I am now investigating how stable this antibiotic is, how it recognises this specific species of bacteria and how it enters the bacterial cells. This knowledge is important to decide on how to store, transport and administer the drug. I also hope that understanding why Pyocin S5 is more effective than the other antibiotics will allow us to design more effective, targeted antibiotics in the future.

My hope is that one day we will treat all bacterial infections with precision antibiotics and that antibiotic resistance will become a problem of the past.

Bacteria: captured and cultured

For our new exhibition, Bacterial World, we embarked an exciting science/art experiment to make visible the colonies of bacteria present on a wide range of our everyday items and belongings. Once cultured and photographed, eight of these colonies were captured by artist Elin Thomas as a set of crochet artworks that are on display in the exhibition. Our exhibitions officer Kelly Richards tells us more…

For every human cell in your body, a bacterial cell is also present. These bacteria are part of our microbiome, a vast array of microorganisms that use our body as a home and our food as a source of nutrients.
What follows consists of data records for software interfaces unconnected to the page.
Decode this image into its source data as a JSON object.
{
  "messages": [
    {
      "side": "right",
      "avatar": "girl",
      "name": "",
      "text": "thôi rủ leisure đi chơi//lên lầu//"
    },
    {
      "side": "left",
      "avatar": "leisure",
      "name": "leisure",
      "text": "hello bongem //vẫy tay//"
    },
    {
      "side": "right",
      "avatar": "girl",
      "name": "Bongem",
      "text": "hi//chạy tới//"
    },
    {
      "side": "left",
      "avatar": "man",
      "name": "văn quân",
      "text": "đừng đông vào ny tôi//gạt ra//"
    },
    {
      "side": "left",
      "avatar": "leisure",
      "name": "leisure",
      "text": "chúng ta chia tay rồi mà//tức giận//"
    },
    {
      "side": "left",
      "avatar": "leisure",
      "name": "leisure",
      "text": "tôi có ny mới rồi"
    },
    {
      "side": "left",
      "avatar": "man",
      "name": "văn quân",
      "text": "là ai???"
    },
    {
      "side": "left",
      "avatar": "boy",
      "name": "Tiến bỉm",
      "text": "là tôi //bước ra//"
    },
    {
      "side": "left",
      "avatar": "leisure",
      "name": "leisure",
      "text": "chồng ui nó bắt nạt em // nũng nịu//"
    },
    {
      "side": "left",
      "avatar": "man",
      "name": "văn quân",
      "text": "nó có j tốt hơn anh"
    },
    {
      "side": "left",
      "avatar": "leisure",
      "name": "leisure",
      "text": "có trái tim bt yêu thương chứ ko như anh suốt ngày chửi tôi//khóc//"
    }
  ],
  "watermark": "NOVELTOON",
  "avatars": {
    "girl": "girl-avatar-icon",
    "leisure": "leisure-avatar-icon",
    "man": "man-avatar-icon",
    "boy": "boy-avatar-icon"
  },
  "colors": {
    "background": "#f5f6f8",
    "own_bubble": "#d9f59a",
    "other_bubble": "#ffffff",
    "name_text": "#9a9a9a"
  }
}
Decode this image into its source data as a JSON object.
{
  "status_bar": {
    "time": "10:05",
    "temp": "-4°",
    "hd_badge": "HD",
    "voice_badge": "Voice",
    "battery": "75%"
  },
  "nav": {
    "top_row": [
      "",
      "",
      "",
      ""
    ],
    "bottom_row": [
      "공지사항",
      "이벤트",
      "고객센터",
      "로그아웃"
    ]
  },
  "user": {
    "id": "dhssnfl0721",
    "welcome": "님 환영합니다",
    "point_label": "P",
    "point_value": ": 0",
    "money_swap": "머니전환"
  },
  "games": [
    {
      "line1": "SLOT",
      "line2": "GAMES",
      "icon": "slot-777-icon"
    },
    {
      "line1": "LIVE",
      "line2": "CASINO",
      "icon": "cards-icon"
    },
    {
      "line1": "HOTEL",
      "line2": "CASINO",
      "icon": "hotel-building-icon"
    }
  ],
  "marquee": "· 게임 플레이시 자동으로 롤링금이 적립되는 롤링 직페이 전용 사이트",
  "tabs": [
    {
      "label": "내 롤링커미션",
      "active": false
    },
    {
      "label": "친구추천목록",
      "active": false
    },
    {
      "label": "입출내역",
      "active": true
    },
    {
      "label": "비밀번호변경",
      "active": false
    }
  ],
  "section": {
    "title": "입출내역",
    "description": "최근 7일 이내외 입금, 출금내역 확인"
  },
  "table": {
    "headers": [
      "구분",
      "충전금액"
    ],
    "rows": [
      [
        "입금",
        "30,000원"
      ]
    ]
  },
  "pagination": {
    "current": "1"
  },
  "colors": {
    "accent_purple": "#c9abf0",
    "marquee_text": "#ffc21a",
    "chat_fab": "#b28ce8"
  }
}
In return, the bacteria help us to digest food, maintain our immune systems and keep dangerous bacteria at bay. In fact without these bacteria we would be very sick indeed.

It’s hard to see our microbiome because individual bacteria can easily be as small as 0.2 microns; you could fit over a thousand of these smallest bacteria on one side of a red blood cell. But if we can select and artificially grow the bacteria, their colonies become living, breathing cities visible to the naked eye.

Click the images above to find out more about culturing bacterial colonies

Colonies, both natural and artificial, can contain billions of bacteria as well as the materials that they secrete such as slime, which helps them to move across surfaces, and antibiotics, which kill off other bacterial colonies that could compete for food and space. In their attempts to dominate the space and food available, as well as get enough oxygen to live, colonies can create beautiful, complex structures.

We had a go at visualising the bacteria that live invisibly alongside us by asking visitors to take part in a simple experiment. With the help of microbiologist Rachael Wilkinson, we took items such as coins, keys and jewellery and touched them lightly against agar plates – dishes containing a nutrient-rich jelly that aids bacterial growth. The agar plates were then given to Nicole Stoesser, a clinical microbiologist at the John Radcliffe Hospital, who grew them in the safe environment of the laboratory.

Many different types of colonies grew from the objects we printed. In the collage above, eight of these colonies have been represented as crocheted Petri dishes by artist Elin Thomas. These artworks are on display in the Bacterial World exhibition until 28 May 2019.

In the gallery below is a photograph of every participant’s plate, whether anything grew in it or not. Click on an image to see a larger version. If you took part in the experiment you will be able to identify your own plate from its number.

The results go to show that we really are living in a bacterial world!